28,000 net migrants, you have to add on 20,000 net births. That’s 148,000 more people coming to New Zealand, more Kiwis, 148,000 more Kiwis every year, needing 60,000 more houses. But actually, because a lot of houses are built from demolishing old ones, you have to build 72,000 houses, take off 20%, and you end up with 60,000. We don’t build anywhere near 72,000 new builds per year. We’re not even half of that at the moment, I don’t think. We might be close.

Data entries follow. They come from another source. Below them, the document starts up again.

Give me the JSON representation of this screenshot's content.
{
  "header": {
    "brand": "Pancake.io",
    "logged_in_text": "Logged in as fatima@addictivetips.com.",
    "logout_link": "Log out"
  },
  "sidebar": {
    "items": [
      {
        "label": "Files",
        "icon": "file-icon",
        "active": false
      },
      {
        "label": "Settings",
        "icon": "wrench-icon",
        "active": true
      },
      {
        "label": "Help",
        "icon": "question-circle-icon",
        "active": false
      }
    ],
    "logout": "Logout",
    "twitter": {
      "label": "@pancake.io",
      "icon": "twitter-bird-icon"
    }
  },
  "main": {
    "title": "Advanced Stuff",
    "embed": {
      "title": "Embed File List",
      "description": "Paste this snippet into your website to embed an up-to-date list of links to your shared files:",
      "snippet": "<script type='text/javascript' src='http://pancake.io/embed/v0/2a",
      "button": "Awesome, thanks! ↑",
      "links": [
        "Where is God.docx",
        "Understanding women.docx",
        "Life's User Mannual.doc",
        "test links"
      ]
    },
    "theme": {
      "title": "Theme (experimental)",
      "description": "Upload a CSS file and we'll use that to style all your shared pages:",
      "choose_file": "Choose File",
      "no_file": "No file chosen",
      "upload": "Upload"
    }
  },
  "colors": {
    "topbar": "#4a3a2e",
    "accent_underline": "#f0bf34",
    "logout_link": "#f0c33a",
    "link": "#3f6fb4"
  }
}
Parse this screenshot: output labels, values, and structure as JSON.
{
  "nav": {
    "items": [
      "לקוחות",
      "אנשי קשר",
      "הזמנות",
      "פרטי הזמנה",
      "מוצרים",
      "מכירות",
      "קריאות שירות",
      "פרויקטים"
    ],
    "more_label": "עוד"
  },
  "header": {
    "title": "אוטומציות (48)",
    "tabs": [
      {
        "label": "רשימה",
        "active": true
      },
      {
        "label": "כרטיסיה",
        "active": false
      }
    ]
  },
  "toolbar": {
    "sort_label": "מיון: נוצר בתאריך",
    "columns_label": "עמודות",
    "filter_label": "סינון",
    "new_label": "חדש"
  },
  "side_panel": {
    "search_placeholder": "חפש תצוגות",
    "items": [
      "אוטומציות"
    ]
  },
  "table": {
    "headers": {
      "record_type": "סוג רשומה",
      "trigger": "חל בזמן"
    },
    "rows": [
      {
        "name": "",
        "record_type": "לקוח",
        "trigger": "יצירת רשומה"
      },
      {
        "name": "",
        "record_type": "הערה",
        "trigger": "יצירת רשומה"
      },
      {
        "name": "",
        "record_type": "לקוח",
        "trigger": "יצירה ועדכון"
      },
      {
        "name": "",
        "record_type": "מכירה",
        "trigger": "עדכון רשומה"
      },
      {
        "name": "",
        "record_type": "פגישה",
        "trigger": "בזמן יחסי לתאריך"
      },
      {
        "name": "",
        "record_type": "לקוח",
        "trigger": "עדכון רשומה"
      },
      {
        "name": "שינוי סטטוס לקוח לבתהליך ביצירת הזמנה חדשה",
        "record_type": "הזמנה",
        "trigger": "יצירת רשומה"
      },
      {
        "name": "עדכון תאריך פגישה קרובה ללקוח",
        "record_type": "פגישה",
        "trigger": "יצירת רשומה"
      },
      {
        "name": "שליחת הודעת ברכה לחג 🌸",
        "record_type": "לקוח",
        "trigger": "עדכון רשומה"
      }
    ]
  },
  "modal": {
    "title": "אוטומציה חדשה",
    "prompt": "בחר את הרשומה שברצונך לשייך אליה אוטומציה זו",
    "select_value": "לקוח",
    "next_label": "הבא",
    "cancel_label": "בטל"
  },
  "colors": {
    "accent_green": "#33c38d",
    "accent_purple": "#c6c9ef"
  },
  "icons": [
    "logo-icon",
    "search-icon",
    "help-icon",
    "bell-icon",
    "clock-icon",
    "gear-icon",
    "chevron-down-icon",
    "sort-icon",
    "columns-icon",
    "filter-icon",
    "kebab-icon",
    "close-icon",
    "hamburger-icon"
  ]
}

We have to talk about when we’re talking about society and cohesion, we have to talk about population too. Back here, our fact number four was there were more business deaths than startups for the first time in 12 years since the GFC and one of the saddest, I guess, KPIs and measures of how society’s going is suicides and that had gone up for males, gone down for females but had gone up for males when we measured it at the time. So this was late 2021, we launched in November 2021.
We were still in lockdown in Auckland, that 107-day lockdown that we all hated up here, and maybe the rest of the country didn’t quite understand how much, well, until the election results and they could see just how much the backlash, how strong the backlash was. But we had a protest up here, well, across the country, the Mother of All protests, organised by groundswell, a lot of it driven by the anger about Three Waters and more.
I’m no activist, or maybe I am actually an activist in a different way, but I’m no protester. I’ve never been to a protest in my life, but I’m a farmer’s son and I went with Dad, we went down Queen Street and we protested as part of the Mother of All Protests. And I created this diagram sort of shortly before it and got a lot of engagement online. I’m no artist, just like I’m no protester, but I felt like this is what was happening to the country. I felt like we were getting broken up and I called it the Great Divides or a few other nicknames that came up.
the best name for it. The divided states of New Zealand, New Zealand, Ru Zealand, New Zealand Fault Lines, the divided nations, the shaky isles, Aotearoa, Aroa.
The widening divides. And I put right at the top, the first thing at the time, it was vaccinated versus unvaccinated. That was the big division. We were promised there’ll be no vaccine mandates, then there was. And this was terrible for the country. And people, I’m double-vaxxed, but people who weren’t got vilified, described as the river of filth and other terms like this.
You know, I mean, I just want to make a comment on that. That division was just horrific, man. I’ve got to say, you know, the people who were unvaccinated were not even able to go and have a haircut. Just think about that. Not even allowed into some, even in some stores, they, you weren’t even allowed to have a life, really. You were completely excommunicated out of society. It was shocking.
Yeah, it was. We didn’t need to do it this way.
We were not getting more united as a society, but we’re starting to be divided along a few different lines. Our first fact, which went really well, we talked about murder convictions going up.